EXERCISE DIRECTIONS — Please write out each entry that follows, keeping it exactly the same.

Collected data
........
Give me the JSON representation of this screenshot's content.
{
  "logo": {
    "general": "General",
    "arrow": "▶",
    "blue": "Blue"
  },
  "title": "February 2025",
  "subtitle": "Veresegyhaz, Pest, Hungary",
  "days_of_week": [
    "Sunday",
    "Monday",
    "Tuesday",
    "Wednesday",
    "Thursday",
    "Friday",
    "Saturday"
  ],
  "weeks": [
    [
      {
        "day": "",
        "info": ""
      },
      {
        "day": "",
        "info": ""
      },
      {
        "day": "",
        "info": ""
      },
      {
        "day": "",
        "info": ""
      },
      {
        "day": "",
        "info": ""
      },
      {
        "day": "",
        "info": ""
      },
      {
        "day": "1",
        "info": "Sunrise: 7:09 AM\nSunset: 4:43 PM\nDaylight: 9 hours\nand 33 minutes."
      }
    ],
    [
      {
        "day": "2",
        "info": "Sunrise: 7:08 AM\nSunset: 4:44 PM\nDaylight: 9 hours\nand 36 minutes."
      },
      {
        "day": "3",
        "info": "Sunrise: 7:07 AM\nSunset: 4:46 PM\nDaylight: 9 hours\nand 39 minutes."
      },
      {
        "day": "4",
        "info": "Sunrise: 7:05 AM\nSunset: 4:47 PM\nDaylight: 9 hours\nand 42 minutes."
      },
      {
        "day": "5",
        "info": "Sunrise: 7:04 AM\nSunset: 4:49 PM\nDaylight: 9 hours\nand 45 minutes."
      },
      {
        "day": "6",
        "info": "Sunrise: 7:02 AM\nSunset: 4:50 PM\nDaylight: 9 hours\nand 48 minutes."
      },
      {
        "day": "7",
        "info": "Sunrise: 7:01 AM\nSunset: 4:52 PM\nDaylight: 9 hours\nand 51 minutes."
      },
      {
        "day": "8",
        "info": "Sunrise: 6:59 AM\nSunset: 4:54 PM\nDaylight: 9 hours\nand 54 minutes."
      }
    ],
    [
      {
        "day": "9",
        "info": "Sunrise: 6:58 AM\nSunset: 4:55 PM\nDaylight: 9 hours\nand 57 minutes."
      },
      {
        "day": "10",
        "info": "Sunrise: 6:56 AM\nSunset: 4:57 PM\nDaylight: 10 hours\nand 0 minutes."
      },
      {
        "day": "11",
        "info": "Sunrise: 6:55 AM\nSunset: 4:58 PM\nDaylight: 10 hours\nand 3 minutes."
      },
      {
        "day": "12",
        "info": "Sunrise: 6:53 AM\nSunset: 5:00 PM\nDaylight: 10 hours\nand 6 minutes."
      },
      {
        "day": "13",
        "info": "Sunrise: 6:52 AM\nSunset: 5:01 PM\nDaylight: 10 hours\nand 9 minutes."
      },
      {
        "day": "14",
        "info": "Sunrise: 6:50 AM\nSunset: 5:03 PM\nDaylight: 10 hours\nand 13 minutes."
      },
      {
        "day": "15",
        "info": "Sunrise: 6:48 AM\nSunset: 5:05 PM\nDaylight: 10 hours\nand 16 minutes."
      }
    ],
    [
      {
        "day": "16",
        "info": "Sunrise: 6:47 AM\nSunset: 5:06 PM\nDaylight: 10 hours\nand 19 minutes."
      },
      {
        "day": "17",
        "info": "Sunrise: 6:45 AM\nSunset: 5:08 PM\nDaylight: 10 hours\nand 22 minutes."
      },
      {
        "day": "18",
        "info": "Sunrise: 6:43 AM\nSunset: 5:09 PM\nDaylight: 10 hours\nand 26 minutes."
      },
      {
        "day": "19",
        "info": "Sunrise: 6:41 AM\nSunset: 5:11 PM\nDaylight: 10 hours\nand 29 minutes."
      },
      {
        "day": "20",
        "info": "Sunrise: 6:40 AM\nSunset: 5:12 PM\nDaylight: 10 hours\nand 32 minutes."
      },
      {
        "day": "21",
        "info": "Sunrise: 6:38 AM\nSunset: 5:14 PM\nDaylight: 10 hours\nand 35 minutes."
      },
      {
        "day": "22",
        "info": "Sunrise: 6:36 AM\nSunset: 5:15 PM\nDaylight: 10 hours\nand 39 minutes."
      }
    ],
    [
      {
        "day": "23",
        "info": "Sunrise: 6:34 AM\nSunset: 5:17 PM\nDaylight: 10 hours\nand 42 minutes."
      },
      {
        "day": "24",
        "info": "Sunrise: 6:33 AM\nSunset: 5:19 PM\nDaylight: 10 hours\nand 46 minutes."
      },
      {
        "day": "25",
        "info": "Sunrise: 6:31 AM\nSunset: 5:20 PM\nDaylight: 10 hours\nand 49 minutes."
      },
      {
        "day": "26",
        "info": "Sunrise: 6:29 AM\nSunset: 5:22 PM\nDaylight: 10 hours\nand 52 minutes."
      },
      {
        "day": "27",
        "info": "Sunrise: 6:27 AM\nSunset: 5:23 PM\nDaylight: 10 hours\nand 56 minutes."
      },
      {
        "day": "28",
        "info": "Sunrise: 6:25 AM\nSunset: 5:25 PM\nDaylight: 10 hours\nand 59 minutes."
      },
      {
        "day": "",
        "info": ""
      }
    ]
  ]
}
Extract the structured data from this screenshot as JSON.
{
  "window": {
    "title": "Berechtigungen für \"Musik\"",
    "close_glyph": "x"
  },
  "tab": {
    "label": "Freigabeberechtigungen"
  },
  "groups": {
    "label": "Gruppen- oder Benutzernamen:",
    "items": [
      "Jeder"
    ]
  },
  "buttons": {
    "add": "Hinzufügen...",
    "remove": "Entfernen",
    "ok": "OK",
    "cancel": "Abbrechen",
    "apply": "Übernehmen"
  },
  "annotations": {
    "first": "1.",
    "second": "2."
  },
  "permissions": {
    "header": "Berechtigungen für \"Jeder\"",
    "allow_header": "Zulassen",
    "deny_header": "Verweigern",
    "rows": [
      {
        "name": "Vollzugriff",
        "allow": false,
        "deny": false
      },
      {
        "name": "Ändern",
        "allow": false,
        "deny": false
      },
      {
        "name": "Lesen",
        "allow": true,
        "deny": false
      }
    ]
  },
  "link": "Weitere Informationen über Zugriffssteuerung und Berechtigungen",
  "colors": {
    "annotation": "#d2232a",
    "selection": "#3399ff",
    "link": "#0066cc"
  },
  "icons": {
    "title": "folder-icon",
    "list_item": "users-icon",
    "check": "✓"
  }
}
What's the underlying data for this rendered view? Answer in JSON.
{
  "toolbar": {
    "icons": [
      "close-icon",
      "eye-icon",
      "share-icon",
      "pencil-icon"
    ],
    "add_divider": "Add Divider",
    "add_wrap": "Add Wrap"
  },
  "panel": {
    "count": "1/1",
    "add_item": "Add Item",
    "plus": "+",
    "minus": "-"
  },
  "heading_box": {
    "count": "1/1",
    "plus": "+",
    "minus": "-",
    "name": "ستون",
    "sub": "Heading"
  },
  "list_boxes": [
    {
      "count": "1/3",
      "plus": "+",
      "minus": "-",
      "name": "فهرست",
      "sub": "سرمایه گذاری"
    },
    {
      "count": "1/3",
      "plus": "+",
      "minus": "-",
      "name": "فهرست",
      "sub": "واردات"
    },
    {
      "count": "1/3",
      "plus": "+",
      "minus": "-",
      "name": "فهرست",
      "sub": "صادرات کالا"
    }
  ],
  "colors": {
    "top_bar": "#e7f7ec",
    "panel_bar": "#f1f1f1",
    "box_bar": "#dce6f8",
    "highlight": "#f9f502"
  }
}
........
REPLY TO THE EXERCISE —
Give me the JSON representation of this screenshot's content.
{
  "logo": {
    "general": "General",
    "arrow": "▶",
    "blue": "Blue"
  },
  "title": "February 2025",
  "subtitle": "Veresegyhaz, Pest, Hungary",
  "days_of_week": [
    "Sunday",
    "Monday",
    "Tuesday",
    "Wednesday",
    "Thursday",
    "Friday",
    "Saturday"
  ],
  "weeks": [
    [
      {
        "day": "",
        "info": ""
      },
      {
        "day": "",
        "info": ""
      },
      {
        "day": "",
        "info": ""
      },
      {
        "day": "",
        "info": ""
      },
      {
        "day": "",
        "info": ""
      },
      {
        "day": "",
        "info": ""
      },
      {
        "day": "1",
        "info": "Sunrise: 7:09 AM\nSunset: 4:43 PM\nDaylight: 9 hours\nand 33 minutes."
      }
    ],
    [
      {
        "day": "2",
        "info": "Sunrise: 7:08 AM\nSunset: 4:44 PM\nDaylight: 9 hours\nand 36 minutes."
      },
      {
        "day": "3",
        "info": "Sunrise: 7:07 AM\nSunset: 4:46 PM\nDaylight: 9 hours\nand 39 minutes."
      },
      {
        "day": "4",
        "info": "Sunrise: 7:05 AM\nSunset: 4:47 PM\nDaylight: 9 hours\nand 42 minutes."
      },
      {
        "day": "5",
        "info": "Sunrise: 7:04 AM\nSunset: 4:49 PM\nDaylight: 9 hours\nand 45 minutes."
      },
      {
        "day": "6",
        "info": "Sunrise: 7:02 AM\nSunset: 4:50 PM\nDaylight: 9 hours\nand 48 minutes."
      },
      {
        "day": "7",
        "info": "Sunrise: 7:01 AM\nSunset: 4:52 PM\nDaylight: 9 hours\nand 51 minutes."
      },
      {
        "day": "8",
        "info": "Sunrise: 6:59 AM\nSunset: 4:54 PM\nDaylight: 9 hours\nand 54 minutes."
      }
    ],
    [
      {
        "day": "9",
        "info": "Sunrise: 6:58 AM\nSunset: 4:55 PM\nDaylight: 9 hours\nand 57 minutes."
      },
      {
        "day": "10",
        "info": "Sunrise: 6:56 AM\nSunset: 4:57 PM\nDaylight: 10 hours\nand 0 minutes."
      },
      {
        "day": "11",
        "info": "Sunrise: 6:55 AM\nSunset: 4:58 PM\nDaylight: 10 hours\nand 3 minutes."
      },
      {
        "day": "12",
        "info": "Sunrise: 6:53 AM\nSunset: 5:00 PM\nDaylight: 10 hours\nand 6 minutes."
      },
      {
        "day": "13",
        "info": "Sunrise: 6:52 AM\nSunset: 5:01 PM\nDaylight: 10 hours\nand 9 minutes."
      },
      {
        "day": "14",
        "info": "Sunrise: 6:50 AM\nSunset: 5:03 PM\nDaylight: 10 hours\nand 13 minutes."
      },
      {
        "day": "15",
        "info": "Sunrise: 6:48 AM\nSunset: 5:05 PM\nDaylight: 10 hours\nand 16 minutes."
      }
    ],
    [
      {
        "day": "16",
        "info": "Sunrise: 6:47 AM\nSunset: 5:06 PM\nDaylight: 10 hours\nand 19 minutes."
      },
      {
        "day": "17",
        "info": "Sunrise: 6:45 AM\nSunset: 5:08 PM\nDaylight: 10 hours\nand 22 minutes."
      },
      {
        "day": "18",
        "info": "Sunrise: 6:43 AM\nSunset: 5:09 PM\nDaylight: 10 hours\nand 26 minutes."
      },
      {
        "day": "19",
        "info": "Sunrise: 6:41 AM\nSunset: 5:11 PM\nDaylight: 10 hours\nand 29 minutes."
      },
      {
        "day": "20",
        "info": "Sunrise: 6:40 AM\nSunset: 5:12 PM\nDaylight: 10 hours\nand 32 minutes."
      },
      {
        "day": "21",
        "info": "Sunrise: 6:38 AM\nSunset: 5:14 PM\nDaylight: 10 hours\nand 35 minutes."
      },
      {
        "day": "22",
        "info": "Sunrise: 6:36 AM\nSunset: 5:15 PM\nDaylight: 10 hours\nand 39 minutes."
      }
    ],
    [
      {
        "day": "23",
        "info": "Sunrise: 6:34 AM\nSunset: 5:17 PM\nDaylight: 10 hours\nand 42 minutes."
      },
      {
        "day": "24",
        "info": "Sunrise: 6:33 AM\nSunset: 5:19 PM\nDaylight: 10 hours\nand 46 minutes."
      },
      {
        "day": "25",
        "info": "Sunrise: 6:31 AM\nSunset: 5:20 PM\nDaylight: 10 hours\nand 49 minutes."
      },
      {
        "day": "26",
        "info": "Sunrise: 6:29 AM\nSunset: 5:22 PM\nDaylight: 10 hours\nand 52 minutes."
      },
      {
        "day": "27",
        "info": "Sunrise: 6:27 AM\nSunset: 5:23 PM\nDaylight: 10 hours\nand 56 minutes."
      },
      {
        "day": "28",
        "info": "Sunrise: 6:25 AM\nSunset: 5:25 PM\nDaylight: 10 hours\nand 59 minutes."
      },
      {
        "day": "",
        "info": ""
      }
    ]
  ]
}
Extract the structured data from this screenshot as JSON.
{
  "window": {
    "title": "Berechtigungen für \"Musik\"",
    "close_glyph": "x"
  },
  "tab": {
    "label": "Freigabeberechtigungen"
  },
  "groups": {
    "label": "Gruppen- oder Benutzernamen:",
    "items": [
      "Jeder"
    ]
  },
  "buttons": {
    "add": "Hinzufügen...",
    "remove": "Entfernen",
    "ok": "OK",
    "cancel": "Abbrechen",
    "apply": "Übernehmen"
  },
  "annotations": {
    "first": "1.",
    "second": "2."
  },
  "permissions": {
    "header": "Berechtigungen für \"Jeder\"",
    "allow_header": "Zulassen",
    "deny_header": "Verweigern",
    "rows": [
      {
        "name": "Vollzugriff",
        "allow": false,
        "deny": false
      },
      {
        "name": "Ändern",
        "allow": false,
        "deny": false
      },
      {
        "name": "Lesen",
        "allow": true,
        "deny": false
      }
    ]
  },
  "link": "Weitere Informationen über Zugriffssteuerung und Berechtigungen",
  "colors": {
    "annotation": "#d2232a",
    "selection": "#3399ff",
    "link": "#0066cc"
  },
  "icons": {
    "title": "folder-icon",
    "list_item": "users-icon",
    "check": "✓"
  }
}
What's the underlying data for this rendered view? Answer in JSON.
{
  "toolbar": {
    "icons": [
      "close-icon",
      "eye-icon",
      "share-icon",
      "pencil-icon"
    ],
    "add_divider": "Add Divider",
    "add_wrap": "Add Wrap"
  },
  "panel": {
    "count": "1/1",
    "add_item": "Add Item",
    "plus": "+",
    "minus": "-"
  },
  "heading_box": {
    "count": "1/1",
    "plus": "+",
    "minus": "-",
    "name": "ستون",
    "sub": "Heading"
  },
  "list_boxes": [
    {
      "count": "1/3",
      "plus": "+",
      "minus": "-",
      "name": "فهرست",
      "sub": "سرمایه گذاری"
    },
    {
      "count": "1/3",
      "plus": "+",
      "minus": "-",
      "name": "فهرست",
      "sub": "واردات"
    },
    {
      "count": "1/3",
      "plus": "+",
      "minus": "-",
      "name": "فهرست",
      "sub": "صادرات کالا"
    }
  ],
  "colors": {
    "top_bar": "#e7f7ec",
    "panel_bar": "#f1f1f1",
    "box_bar": "#dce6f8",
    "highlight": "#f9f502"
  }
}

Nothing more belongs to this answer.